“Game changer ahead” in lymph node staging detection: PSMA-PET

21 January 2017

Emerging research presented at ESOU17 is showing encouraging results on the use of PSMA-PET for the diagnosis of lymph node staging. However, Prof. Markus Graefen (Hamburg, DE) did start his talk by reminding the audience on day two of ESOU17 that a “meticulous histologic work-up of lymph nodes retrieved by an extended lymph node dissection still has the highest accuracy for detection of lymph nodes metastases,” citing Kiss et al (2016).

Graefen reviewed the latest recommendations and pros and cons of established technologies like CT and MRI and Sentinel LN techniques. “While CT and MRI are the current standards, they are only of limited value for LN staging. Sentinel lymph node detection has several drawbacks, including a substantial rate of false negative nodes, results differing on the choice of injection site and these techniques have not been investigated sufficiently.”

Choline-PET was evaluated in a 2013 meta-analysis of ten studies and 441 patients (Evangelista et al), revealing a good specificity of about 95% but also a low sensitivity of 50%. Graefen concluded that choline PET/CT has no place for up-front staging in nodal metastasis. “Choline-PET also depends on the choline metabolism in cancer cells, which is often not altered. Choline-PET CT should really only be considered in recurrent disease with a PSA > 1 ng/ml.”


Sensing the high interest in the room for the potentially “game-changing” PSMA-PET, Prof. Graefen referred back to Prof. Briganti’s talk on the day before. “Urologists are certainly ‘in love’ with some new technologies, including robotic surgery, targeted MRI prostate biopsies, and now PSMA-PET. But we must not be blinded by it.”

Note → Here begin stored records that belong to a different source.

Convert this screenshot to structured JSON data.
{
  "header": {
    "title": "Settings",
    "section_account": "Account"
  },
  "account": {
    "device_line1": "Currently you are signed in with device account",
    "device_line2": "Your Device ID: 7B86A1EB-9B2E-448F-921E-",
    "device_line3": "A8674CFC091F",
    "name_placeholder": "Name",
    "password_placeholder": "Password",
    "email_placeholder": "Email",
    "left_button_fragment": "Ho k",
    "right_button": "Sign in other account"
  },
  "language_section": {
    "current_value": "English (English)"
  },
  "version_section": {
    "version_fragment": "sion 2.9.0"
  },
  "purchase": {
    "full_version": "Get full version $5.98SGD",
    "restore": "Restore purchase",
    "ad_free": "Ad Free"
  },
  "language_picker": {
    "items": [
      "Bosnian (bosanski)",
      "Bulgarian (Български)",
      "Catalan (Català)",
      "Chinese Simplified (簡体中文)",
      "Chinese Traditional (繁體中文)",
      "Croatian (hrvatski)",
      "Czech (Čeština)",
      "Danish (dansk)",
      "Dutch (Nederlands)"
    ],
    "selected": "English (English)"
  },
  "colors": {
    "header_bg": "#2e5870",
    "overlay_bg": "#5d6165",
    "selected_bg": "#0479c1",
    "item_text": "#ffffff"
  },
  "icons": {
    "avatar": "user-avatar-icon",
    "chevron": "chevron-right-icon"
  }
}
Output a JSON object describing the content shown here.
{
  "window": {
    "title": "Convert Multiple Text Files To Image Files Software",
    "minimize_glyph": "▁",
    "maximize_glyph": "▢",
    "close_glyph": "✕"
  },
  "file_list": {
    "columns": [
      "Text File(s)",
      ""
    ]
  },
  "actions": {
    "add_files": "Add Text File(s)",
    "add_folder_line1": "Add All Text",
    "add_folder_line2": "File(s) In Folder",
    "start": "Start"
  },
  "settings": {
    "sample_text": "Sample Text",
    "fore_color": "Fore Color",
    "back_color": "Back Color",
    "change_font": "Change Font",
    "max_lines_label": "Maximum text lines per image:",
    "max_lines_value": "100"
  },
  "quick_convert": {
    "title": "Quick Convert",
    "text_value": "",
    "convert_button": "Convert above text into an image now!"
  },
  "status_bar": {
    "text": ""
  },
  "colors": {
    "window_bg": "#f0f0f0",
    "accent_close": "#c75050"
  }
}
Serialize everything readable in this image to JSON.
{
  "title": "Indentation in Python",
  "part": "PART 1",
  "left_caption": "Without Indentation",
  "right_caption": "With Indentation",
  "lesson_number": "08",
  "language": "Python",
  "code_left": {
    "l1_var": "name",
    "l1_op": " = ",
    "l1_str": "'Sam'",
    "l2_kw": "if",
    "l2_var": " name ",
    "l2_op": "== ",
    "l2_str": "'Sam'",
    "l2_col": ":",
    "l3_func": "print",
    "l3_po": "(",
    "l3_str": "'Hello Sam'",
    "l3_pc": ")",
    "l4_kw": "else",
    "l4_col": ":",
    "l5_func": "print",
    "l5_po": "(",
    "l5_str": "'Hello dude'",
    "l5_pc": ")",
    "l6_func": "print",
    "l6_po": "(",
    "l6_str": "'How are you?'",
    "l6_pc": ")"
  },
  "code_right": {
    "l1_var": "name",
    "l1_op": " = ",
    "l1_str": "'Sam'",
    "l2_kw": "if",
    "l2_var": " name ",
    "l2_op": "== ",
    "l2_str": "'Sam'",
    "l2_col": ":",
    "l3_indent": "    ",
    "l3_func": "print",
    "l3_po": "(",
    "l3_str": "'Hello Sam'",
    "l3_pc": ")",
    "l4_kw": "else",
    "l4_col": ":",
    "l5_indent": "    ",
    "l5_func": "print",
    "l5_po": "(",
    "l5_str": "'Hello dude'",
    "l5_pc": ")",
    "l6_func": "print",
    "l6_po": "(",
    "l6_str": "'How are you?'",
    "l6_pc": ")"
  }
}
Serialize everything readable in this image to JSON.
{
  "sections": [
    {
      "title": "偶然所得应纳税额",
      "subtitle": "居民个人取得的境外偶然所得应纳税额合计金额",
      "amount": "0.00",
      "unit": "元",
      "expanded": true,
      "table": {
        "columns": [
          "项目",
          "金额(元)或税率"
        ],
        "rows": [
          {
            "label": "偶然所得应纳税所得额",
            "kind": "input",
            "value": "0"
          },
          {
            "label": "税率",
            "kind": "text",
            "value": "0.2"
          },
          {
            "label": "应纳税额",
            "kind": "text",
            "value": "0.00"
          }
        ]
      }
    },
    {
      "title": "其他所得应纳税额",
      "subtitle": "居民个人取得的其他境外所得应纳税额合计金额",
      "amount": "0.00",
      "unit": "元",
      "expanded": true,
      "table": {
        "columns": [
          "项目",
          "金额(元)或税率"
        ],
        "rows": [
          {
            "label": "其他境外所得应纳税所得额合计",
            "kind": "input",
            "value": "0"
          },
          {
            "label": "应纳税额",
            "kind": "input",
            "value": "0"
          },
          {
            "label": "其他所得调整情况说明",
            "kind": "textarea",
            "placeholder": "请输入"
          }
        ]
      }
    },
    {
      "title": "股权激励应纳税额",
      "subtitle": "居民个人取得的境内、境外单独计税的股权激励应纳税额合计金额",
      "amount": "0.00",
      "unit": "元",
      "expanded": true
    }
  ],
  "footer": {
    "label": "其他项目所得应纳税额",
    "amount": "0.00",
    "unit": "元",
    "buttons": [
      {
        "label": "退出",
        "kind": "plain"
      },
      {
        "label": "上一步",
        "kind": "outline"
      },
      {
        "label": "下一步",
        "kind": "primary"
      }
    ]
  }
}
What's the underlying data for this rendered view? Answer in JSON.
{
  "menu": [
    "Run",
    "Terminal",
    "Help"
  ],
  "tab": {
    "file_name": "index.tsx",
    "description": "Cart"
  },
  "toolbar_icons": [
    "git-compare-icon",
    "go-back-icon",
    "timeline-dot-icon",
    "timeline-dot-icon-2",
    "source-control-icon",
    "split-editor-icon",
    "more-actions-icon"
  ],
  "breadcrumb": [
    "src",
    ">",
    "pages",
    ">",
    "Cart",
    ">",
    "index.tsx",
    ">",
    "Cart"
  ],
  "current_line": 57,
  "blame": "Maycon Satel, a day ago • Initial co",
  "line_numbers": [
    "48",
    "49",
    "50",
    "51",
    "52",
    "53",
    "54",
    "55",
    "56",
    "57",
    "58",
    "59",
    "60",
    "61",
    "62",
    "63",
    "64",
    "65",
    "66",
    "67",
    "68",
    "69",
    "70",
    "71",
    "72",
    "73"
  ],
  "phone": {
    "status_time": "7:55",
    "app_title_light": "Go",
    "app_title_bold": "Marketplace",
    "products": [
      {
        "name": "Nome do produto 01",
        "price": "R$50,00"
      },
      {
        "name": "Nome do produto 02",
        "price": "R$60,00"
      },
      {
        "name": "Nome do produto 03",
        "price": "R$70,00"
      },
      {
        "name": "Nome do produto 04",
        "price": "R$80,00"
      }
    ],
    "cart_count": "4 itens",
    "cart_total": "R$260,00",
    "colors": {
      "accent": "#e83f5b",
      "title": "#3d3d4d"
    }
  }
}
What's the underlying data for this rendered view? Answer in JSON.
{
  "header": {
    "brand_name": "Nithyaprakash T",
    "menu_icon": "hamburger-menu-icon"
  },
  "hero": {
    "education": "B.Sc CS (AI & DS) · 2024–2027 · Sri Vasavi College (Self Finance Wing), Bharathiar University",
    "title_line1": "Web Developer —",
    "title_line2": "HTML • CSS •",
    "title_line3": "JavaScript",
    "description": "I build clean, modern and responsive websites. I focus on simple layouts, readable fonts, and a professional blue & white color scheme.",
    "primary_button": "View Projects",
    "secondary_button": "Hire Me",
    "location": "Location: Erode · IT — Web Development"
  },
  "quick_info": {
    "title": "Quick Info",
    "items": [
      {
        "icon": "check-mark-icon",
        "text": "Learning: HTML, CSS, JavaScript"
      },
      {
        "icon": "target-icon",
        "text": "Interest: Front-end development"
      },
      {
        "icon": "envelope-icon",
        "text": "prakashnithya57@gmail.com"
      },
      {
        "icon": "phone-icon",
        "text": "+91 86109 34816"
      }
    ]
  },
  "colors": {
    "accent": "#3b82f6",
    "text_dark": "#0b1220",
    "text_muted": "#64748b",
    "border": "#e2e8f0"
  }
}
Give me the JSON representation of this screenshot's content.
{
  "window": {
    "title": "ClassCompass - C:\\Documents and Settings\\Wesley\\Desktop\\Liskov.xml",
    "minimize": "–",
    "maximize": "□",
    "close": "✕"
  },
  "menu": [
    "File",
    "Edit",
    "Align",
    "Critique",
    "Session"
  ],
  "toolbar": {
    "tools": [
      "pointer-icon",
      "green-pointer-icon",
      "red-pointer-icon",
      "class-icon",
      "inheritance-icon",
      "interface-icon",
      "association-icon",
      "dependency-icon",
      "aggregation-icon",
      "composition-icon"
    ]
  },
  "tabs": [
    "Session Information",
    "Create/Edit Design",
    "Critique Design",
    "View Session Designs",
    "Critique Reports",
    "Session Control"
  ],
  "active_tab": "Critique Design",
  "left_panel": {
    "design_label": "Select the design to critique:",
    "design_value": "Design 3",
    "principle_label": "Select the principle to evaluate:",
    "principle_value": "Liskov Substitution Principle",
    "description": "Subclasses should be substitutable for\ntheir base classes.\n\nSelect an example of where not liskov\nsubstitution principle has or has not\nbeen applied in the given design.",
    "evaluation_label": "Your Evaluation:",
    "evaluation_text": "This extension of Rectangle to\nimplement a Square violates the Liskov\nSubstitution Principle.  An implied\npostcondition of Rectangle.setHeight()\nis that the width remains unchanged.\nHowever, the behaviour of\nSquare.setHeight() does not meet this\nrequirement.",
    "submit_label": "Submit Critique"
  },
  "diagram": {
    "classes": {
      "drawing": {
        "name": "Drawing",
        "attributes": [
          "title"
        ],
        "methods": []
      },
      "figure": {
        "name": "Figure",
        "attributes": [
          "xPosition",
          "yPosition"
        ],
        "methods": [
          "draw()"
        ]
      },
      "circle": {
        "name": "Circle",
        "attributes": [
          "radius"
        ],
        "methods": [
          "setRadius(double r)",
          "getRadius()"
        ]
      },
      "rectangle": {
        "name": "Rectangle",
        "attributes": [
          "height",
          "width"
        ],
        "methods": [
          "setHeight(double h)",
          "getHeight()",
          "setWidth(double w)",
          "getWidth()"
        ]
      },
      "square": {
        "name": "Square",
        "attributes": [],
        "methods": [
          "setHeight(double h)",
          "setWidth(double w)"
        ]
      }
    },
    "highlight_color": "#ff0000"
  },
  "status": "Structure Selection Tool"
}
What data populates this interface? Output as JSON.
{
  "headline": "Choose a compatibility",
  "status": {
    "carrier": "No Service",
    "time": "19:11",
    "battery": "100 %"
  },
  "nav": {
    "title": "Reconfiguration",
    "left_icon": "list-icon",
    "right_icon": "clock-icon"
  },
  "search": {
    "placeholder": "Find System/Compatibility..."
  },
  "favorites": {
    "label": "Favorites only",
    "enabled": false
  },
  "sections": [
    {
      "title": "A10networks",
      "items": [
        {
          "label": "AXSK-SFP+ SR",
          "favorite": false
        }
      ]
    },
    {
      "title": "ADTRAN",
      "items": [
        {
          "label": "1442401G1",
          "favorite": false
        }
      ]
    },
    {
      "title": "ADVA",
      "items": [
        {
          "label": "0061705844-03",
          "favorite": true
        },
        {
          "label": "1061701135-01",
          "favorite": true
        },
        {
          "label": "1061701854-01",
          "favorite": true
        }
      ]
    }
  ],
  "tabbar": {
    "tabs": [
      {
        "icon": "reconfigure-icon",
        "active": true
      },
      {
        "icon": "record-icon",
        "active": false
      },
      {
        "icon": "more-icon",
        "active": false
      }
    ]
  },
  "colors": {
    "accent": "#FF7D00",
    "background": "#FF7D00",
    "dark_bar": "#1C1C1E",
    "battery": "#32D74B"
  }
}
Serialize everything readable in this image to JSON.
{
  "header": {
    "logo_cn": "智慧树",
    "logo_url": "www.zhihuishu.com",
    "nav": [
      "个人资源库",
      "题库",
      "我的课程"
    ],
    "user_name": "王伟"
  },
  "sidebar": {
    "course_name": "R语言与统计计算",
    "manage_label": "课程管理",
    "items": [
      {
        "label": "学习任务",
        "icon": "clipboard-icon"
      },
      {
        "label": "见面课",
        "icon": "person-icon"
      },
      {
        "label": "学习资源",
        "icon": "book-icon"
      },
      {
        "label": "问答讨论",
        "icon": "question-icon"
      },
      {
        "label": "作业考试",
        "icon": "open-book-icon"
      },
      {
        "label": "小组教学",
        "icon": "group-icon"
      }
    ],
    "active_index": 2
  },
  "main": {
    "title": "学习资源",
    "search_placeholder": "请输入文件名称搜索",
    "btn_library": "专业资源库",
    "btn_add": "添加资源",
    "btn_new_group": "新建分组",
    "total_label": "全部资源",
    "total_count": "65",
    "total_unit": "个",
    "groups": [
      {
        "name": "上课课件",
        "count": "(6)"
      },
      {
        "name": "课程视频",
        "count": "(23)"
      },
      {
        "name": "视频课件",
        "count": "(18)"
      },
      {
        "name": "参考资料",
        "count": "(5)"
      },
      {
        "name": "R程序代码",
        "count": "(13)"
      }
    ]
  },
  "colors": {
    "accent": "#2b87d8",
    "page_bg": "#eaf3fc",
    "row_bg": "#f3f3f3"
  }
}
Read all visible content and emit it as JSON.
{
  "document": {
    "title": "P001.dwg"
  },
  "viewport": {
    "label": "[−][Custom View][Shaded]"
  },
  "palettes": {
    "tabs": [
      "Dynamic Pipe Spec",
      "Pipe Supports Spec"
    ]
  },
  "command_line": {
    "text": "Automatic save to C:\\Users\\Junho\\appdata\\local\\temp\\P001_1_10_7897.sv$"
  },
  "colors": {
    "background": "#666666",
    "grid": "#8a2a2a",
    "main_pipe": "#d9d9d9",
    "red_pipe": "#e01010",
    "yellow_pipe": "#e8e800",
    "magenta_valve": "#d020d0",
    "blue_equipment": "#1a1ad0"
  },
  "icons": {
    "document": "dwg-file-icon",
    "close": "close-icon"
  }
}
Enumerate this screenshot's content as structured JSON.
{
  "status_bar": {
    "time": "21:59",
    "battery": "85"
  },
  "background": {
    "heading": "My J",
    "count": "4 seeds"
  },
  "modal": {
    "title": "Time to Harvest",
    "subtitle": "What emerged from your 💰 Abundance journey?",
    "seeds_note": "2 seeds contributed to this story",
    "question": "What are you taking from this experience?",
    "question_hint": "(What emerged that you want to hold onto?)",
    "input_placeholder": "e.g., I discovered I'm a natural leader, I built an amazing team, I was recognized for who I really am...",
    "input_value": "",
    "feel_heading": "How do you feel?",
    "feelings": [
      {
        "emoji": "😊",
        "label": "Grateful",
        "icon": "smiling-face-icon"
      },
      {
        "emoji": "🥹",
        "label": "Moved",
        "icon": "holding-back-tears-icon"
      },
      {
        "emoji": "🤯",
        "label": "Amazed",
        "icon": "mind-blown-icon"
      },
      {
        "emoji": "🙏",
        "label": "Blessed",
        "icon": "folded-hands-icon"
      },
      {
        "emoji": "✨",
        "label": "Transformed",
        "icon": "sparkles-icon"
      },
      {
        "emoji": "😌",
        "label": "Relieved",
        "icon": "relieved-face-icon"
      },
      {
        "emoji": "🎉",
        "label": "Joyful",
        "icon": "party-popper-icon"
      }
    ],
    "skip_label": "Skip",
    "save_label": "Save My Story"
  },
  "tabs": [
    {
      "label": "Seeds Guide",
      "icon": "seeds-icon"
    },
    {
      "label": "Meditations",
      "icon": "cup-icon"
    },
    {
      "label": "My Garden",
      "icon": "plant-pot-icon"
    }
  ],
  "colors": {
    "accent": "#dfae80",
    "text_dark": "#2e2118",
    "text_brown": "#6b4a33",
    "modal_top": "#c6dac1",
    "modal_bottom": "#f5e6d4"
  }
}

PSMA-PET certainly has promising results in recent publications. Its sensitivity gives a much-improved lesion to background ratio compared to choline-PET. PSMA is a transmembrane protein which is expressed in about 90% of PCa cells, and its expression increases with disease progression. It binds to the extracellular PSMA domain.

Some drawbacks that urologists should be aware of: 68-Ga-PSMA PET availability is still limited. When asked, only a very, very small minority of the audience had regular access to PSMA-PET. PSMA is also not prostate-specific, and the detection of lymph nodes of <5mm (the majority of lymph node metastases) is still a problem. The huge difference in cost compared to regular CT/MRI in some countries is another drawback for its adoption, a point raised by audience discussion.

“Nevertheless, PSMA-PET CT has the highest sensitivity and specificity, and has the potential to replace other imaging techniques in the near future. It remains our task to evaluate the clinical implications. How will this change management and, subsequently, patient care? We have yet to see if improved imaging leads to a survival benefit or if it might become a source of overdiagnosis and overtreatment.” Graeffen cautioned.

Prof. Graeffen spoke as part of the morning session of ESOU17, which mainly focused on various current aspects of lymph node diagnosis and extended lymphadenectomy. Three video presentations gave delegates advice on an open approach, a laparoscopic approach and finally a robotic approach.